Tuesday, 1 May 2007

What's wrong with a bit of pot?

I was asked this question a number of years ago by a Christian girl I'd known on camp. Everyone around her was smoking it and she was just confused about what the problem was. She kind of felt that she as a Christian shouldn't, was tempted, and couldn't come up with loads of good reasons not to. And it got me thinking really: what is having a joint all about? I've met this issue a number of times subsequently in various forms, including having a guy high as a kite in Bible study (not to be recommended). By the way, it's funny that we don't really talk about drugs (apart from alcohol) more when actually everyone around us is doing them. I guess it's cos we don't meet (more illegal) drugs that much in our little subcultures. Perhaps we need to get out more?

Now, it seems that drug-taking can have a whole range of motivations and contexts:

1. It can be a kind of secular spirituality i.e. a seeking after transcendence and meaning.

2. It can be self-medication, alleviation from pain and escape from trauma.

3. It can be about the appeasing of withdrawal symptoms once dependent.

4. It can be about pushing boundaries and experimentation.

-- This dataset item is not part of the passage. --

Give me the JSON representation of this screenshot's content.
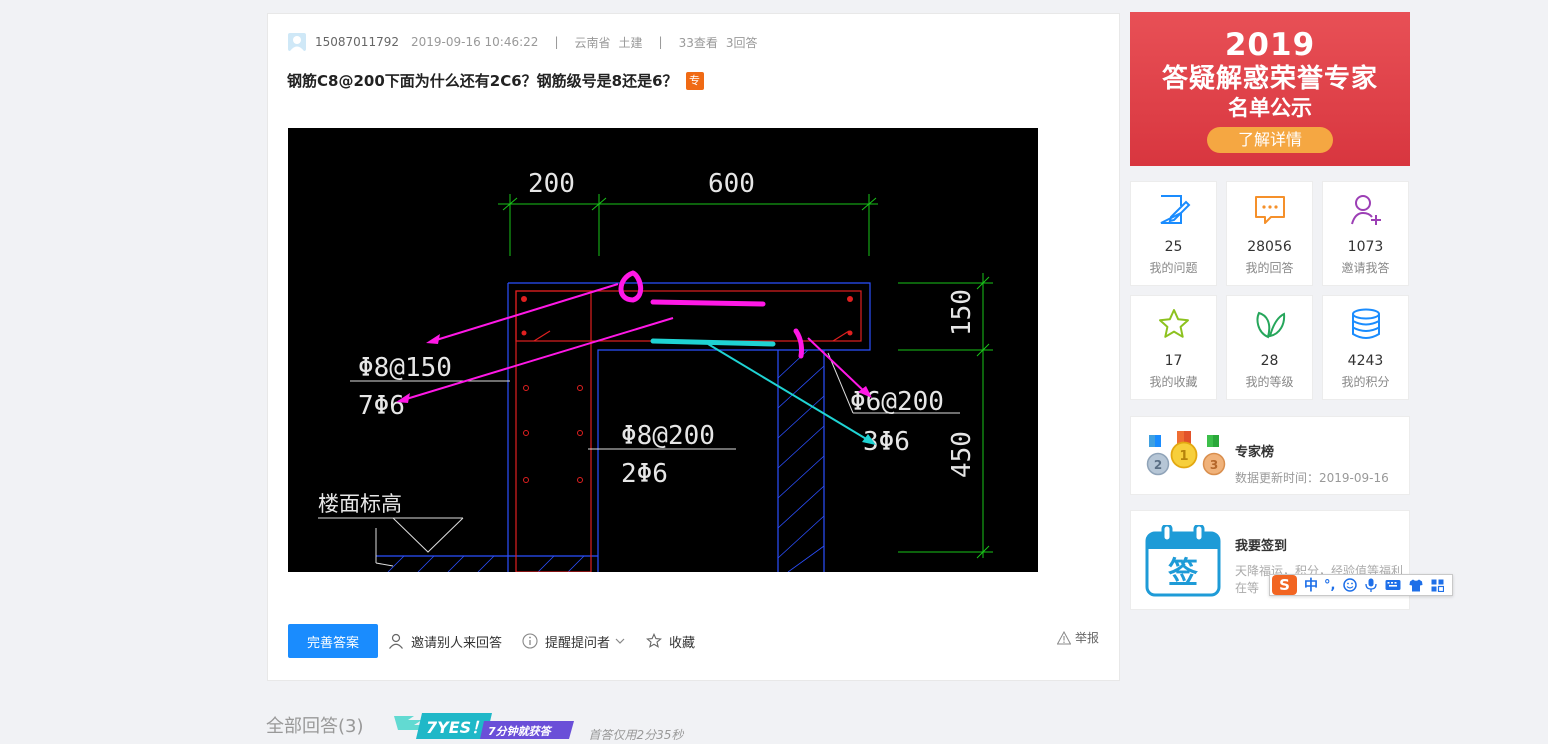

But the key thing in all of these motivations (apart from nr. 3) is that experience is the answer. Drugs are about pure experience - reality, truth, morality, hope, relationships etc are all transcended or relativized (temporarily). Experience is everything. Drugs are, in a sense, the logical end of the postmodernism preoccupation with experience. It's interesting that the postmodern philosopher Michel Foucault was a massive experimenter in all kinds of drugs.

Compare two modern dystopias. Orwell's 1984 envisaged a society controlled by a Stalinist state of Big Brother, but Aldous Huxley in Brave New World envisaged a society controlled by drug-induced pleasure where truth and art have been removed. Which one is is more like us?! Drugs are just everywhere and really are one of the icons of our age. Inner cities are obviously blighted by drugs, but the issue is just as big among City professionals. The point is: any culture giving itself over to drug-induced experiences (and I'm including alcohol here) has got a major problem. This is not just because of physical addiction, violence and crime, but because such a society can no longer be truly free. It has abdicated freedom and truth for 'happiness'. I reckon we're moving more and more towards this - experience itself as the means of transcending the limitations and dissatisfactions of our lives.

"What's wrong with a bit of pot?" One answer is: the only real way to gain transcendence without making myself a slave is with Christ. Pot will always enslave me inside my own head. It not forgive me my sin, nor will it give me eternal life.